====== DATA SHOWN ======
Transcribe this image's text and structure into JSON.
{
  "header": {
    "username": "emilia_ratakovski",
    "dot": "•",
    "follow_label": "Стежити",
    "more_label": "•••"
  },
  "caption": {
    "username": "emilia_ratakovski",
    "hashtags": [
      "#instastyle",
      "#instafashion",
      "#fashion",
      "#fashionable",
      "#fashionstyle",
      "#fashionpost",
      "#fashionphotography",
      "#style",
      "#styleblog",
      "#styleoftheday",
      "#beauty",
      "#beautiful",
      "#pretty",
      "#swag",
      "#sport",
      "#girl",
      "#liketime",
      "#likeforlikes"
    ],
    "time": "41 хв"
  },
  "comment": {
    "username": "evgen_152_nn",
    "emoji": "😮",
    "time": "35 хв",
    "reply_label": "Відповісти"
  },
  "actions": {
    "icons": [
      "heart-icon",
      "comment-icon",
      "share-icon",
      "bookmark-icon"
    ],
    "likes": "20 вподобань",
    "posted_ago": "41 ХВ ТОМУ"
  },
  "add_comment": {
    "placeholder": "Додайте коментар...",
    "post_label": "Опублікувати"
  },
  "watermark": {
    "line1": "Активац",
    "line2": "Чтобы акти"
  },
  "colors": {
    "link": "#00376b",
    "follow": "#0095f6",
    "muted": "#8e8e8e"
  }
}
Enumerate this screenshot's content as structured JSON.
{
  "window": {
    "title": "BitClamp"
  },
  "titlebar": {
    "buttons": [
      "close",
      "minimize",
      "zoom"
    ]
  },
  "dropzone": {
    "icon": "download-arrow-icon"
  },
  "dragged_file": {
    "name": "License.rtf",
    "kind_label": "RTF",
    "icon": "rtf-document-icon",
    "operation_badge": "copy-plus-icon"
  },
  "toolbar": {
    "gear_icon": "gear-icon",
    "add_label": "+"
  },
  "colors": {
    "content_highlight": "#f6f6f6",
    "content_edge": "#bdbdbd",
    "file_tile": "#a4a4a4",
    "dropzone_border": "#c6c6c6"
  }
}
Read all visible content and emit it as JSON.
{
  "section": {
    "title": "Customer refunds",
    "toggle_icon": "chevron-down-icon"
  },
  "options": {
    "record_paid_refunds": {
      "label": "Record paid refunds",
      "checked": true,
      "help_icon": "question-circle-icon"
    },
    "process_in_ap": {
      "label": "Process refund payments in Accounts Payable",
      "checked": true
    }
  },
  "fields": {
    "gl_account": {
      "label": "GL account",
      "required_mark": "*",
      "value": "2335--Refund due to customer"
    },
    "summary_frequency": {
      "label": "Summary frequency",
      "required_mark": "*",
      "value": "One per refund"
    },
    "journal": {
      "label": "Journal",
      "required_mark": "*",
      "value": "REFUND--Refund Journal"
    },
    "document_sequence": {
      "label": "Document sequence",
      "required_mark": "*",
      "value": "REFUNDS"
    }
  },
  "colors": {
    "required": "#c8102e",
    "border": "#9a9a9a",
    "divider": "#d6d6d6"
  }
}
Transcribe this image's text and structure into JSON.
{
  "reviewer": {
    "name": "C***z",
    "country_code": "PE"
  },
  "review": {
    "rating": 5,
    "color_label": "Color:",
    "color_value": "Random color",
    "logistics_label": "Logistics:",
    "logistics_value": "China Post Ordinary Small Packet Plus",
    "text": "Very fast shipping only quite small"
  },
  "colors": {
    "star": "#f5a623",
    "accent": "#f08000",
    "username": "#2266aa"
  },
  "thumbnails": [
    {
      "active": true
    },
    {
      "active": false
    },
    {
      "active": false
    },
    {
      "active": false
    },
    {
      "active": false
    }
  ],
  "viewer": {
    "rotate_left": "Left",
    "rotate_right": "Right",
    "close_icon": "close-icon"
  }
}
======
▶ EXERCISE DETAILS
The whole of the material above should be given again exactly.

▶ RESPONSE BELOW
Transcribe this image's text and structure into JSON.
{
  "header": {
    "username": "emilia_ratakovski",
    "dot": "•",
    "follow_label": "Стежити",
    "more_label": "•••"
  },
  "caption": {
    "username": "emilia_ratakovski",
    "hashtags": [
      "#instastyle",
      "#instafashion",
      "#fashion",
      "#fashionable",
      "#fashionstyle",
      "#fashionpost",
      "#fashionphotography",
      "#style",
      "#styleblog",
      "#styleoftheday",
      "#beauty",
      "#beautiful",
      "#pretty",
      "#swag",
      "#sport",
      "#girl",
      "#liketime",
      "#likeforlikes"
    ],
    "time": "41 хв"
  },
  "comment": {
    "username": "evgen_152_nn",
    "emoji": "😮",
    "time": "35 хв",
    "reply_label": "Відповісти"
  },
  "actions": {
    "icons": [
      "heart-icon",
      "comment-icon",
      "share-icon",
      "bookmark-icon"
    ],
    "likes": "20 вподобань",
    "posted_ago": "41 ХВ ТОМУ"
  },
  "add_comment": {
    "placeholder": "Додайте коментар...",
    "post_label": "Опублікувати"
  },
  "watermark": {
    "line1": "Активац",
    "line2": "Чтобы акти"
  },
  "colors": {
    "link": "#00376b",
    "follow": "#0095f6",
    "muted": "#8e8e8e"
  }
}
Enumerate this screenshot's content as structured JSON.
{
  "window": {
    "title": "BitClamp"
  },
  "titlebar": {
    "buttons": [
      "close",
      "minimize",
      "zoom"
    ]
  },
  "dropzone": {
    "icon": "download-arrow-icon"
  },
  "dragged_file": {
    "name": "License.rtf",
    "kind_label": "RTF",
    "icon": "rtf-document-icon",
    "operation_badge": "copy-plus-icon"
  },
  "toolbar": {
    "gear_icon": "gear-icon",
    "add_label": "+"
  },
  "colors": {
    "content_highlight": "#f6f6f6",
    "content_edge": "#bdbdbd",
    "file_tile": "#a4a4a4",
    "dropzone_border": "#c6c6c6"
  }
}
Read all visible content and emit it as JSON.
{
  "section": {
    "title": "Customer refunds",
    "toggle_icon": "chevron-down-icon"
  },
  "options": {
    "record_paid_refunds": {
      "label": "Record paid refunds",
      "checked": true,
      "help_icon": "question-circle-icon"
    },
    "process_in_ap": {
      "label": "Process refund payments in Accounts Payable",
      "checked": true
    }
  },
  "fields": {
    "gl_account": {
      "label": "GL account",
      "required_mark": "*",
      "value": "2335--Refund due to customer"
    },
    "summary_frequency": {
      "label": "Summary frequency",
      "required_mark": "*",
      "value": "One per refund"
    },
    "journal": {
      "label": "Journal",
      "required_mark": "*",
      "value": "REFUND--Refund Journal"
    },
    "document_sequence": {
      "label": "Document sequence",
      "required_mark": "*",
      "value": "REFUNDS"
    }
  },
  "colors": {
    "required": "#c8102e",
    "border": "#9a9a9a",
    "divider": "#d6d6d6"
  }
}
Transcribe this image's text and structure into JSON.
{
  "reviewer": {
    "name": "C***z",
    "country_code": "PE"
  },
  "review": {
    "rating": 5,
    "color_label": "Color:",
    "color_value": "Random color",
    "logistics_label": "Logistics:",
    "logistics_value": "China Post Ordinary Small Packet Plus",
    "text": "Very fast shipping only quite small"
  },
  "colors": {
    "star": "#f5a623",
    "accent": "#f08000",
    "username": "#2266aa"
  },
  "thumbnails": [
    {
      "active": true
    },
    {
      "active": false
    },
    {
      "active": false
    },
    {
      "active": false
    },
    {
      "active": false
    }
  ],
  "viewer": {
    "rotate_left": "Left",
    "rotate_right": "Right",
    "close_icon": "close-icon"
  }
}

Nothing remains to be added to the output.